WorldView Episode 21: Samuel Coleridge-Taylor

       Samuel Coleridge-Taylor, one of history’s best known composers of African descent, dedicated a large portion of his career to preserving traditional African melodies and themes in his music. In 1905, the composer wrote: “What Brahms has done for the Hungarian folk music, Dvorak for the Bohemian, and Grieg for the Norwegian, I have tried to do for these Negro melodies.”

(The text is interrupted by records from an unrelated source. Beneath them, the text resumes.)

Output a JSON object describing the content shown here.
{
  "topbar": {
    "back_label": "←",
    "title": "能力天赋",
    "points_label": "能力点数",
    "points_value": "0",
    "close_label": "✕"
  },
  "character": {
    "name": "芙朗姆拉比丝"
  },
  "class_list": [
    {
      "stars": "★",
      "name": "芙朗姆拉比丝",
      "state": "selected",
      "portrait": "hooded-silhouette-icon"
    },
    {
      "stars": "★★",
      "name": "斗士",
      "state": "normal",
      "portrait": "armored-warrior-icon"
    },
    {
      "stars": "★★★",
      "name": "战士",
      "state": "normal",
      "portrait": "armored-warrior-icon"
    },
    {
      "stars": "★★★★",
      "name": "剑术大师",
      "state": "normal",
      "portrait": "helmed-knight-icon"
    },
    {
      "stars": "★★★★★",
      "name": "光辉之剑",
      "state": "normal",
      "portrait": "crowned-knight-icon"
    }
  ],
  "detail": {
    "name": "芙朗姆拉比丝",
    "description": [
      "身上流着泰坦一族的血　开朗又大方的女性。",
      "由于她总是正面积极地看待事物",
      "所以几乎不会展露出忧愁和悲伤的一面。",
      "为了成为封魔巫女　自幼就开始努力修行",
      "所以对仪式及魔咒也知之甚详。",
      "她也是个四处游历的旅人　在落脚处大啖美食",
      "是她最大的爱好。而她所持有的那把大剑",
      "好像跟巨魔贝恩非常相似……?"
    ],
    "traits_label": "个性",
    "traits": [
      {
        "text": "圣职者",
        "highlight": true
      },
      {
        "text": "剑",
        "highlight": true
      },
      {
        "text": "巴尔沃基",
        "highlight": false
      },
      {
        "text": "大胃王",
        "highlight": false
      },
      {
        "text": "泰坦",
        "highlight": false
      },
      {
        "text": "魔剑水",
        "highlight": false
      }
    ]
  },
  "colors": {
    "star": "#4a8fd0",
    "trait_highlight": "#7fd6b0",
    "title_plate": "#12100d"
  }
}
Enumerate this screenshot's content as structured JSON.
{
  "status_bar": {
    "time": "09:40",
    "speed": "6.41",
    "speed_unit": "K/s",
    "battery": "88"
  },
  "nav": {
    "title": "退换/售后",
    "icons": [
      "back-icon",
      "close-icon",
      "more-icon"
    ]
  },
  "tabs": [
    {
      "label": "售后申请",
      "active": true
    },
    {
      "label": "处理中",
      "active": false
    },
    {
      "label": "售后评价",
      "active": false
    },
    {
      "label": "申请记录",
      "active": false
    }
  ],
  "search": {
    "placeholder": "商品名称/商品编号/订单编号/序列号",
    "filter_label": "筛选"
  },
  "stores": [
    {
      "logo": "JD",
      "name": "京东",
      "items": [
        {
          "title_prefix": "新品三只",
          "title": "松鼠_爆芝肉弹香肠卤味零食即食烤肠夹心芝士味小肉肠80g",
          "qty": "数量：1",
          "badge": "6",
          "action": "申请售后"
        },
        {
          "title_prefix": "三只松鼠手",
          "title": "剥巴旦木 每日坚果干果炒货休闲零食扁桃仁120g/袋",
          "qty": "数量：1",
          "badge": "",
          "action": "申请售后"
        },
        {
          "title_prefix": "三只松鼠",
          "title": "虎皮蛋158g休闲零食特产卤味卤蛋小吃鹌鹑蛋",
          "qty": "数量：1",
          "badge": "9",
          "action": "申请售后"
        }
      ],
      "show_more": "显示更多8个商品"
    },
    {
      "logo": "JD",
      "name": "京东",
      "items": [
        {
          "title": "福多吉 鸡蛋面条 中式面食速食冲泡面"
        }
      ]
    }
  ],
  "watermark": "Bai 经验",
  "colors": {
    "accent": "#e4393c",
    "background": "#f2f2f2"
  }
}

       Samuel Coleridge-Taylor was born in London in 1975. His father, Daniel Peter Hughes Taylor, was a West African administrator and doctor born and raised in Sierra Leone; his mother, Alice Hare Martin, was an English woman who named her son after prominent English poet Samuel Taylor Coleridge. Taylor returned to Africa unaware that Martin was pregnant, leaving her and the child in Surrey. Coleridge-Taylor soon began practicing music with his grandfather, beginning school at the Royal College of Music at age 15. He studied composition under Charles Villiers Stanford, working with the Crystal Palace School of Music and Three Choirs Festival after graduating. 

       After the 1898 premiere of “Hiawatha’s Wedding Feast”—the first of three cantatas written by Coleridge-Taylor depicting scenes from Henry Wadsworth Longfellow’s “Song of Hiawatha”—the composer traveled internationally to great acclaim. In 1904 he was met in to the White House by President Theodore Roosevelt, an invitation rarely extended to celebrities and artists of African descent. Coleridge-Taylor was also encouraged by various American artists to draw on his ancestry and family history in his work. Though the three cantatas of “Song of Hiawatha” remain his most well-known compositions, Coleridge-Taylor wrote more than 80 opus works in his three decade career. He passed away from pneumonia in 1912 at the age of 37. 

       In episode twenty-one of WorldView, pianist William Chapman Nyaho performs Coleridge-Taylor’s “Deep River: Deep River”. The work was part of “Twenty-Four Negro Melodies”, a collection of piano works released by the composer in 1905. “Deep River” itself is an African-American spiritual, first mentioned in print in 1867. 


WorldView Episode Twenty-One Playlist:

Josef MYSLIVEČEK, “Cello Concerto in C Major”, {Camerata Chicago, Droston Hall, Wendy Warner (clo)} – Cedille Records

Vivian FUNG, “Pizzicato for String Quartet”, {Ying Quartet} – Telarc

Samuel COLERIDGE-TAYLOR, “Deep River: Deep River”, {William Chapman Nyaho (pf)} – MSR Classics

Missy MAZZOLI, “Tooth and Nail”, {Nadia Sirota (va, kybd), James McVinnie (kybd), Valgier Sigurdsson (synth), Frank Aarnink (perc), Daniel Bjarnason, (kbyd), Paul Evans, Missy Mizoli, Paul Corley (programming)} – Bedroom Community

Astor PIAZZOLLA, “Suite for Oboe and String Orchestra”, {Camerata Bariloche Chamber Orchestra of Argentina} – Dorian


WorldView is a classical music radio show featuring composers from everywhere in the world – except Western Europe. Tune in to hear works by lesser-known artists such as Gabriela Montero  and Bright Sheng, and widen your knowledge of classical music. Hinke Younger hosts each week’s episode of WorldView on Mondays at 9AM and again at 6PM on

More Recent Posts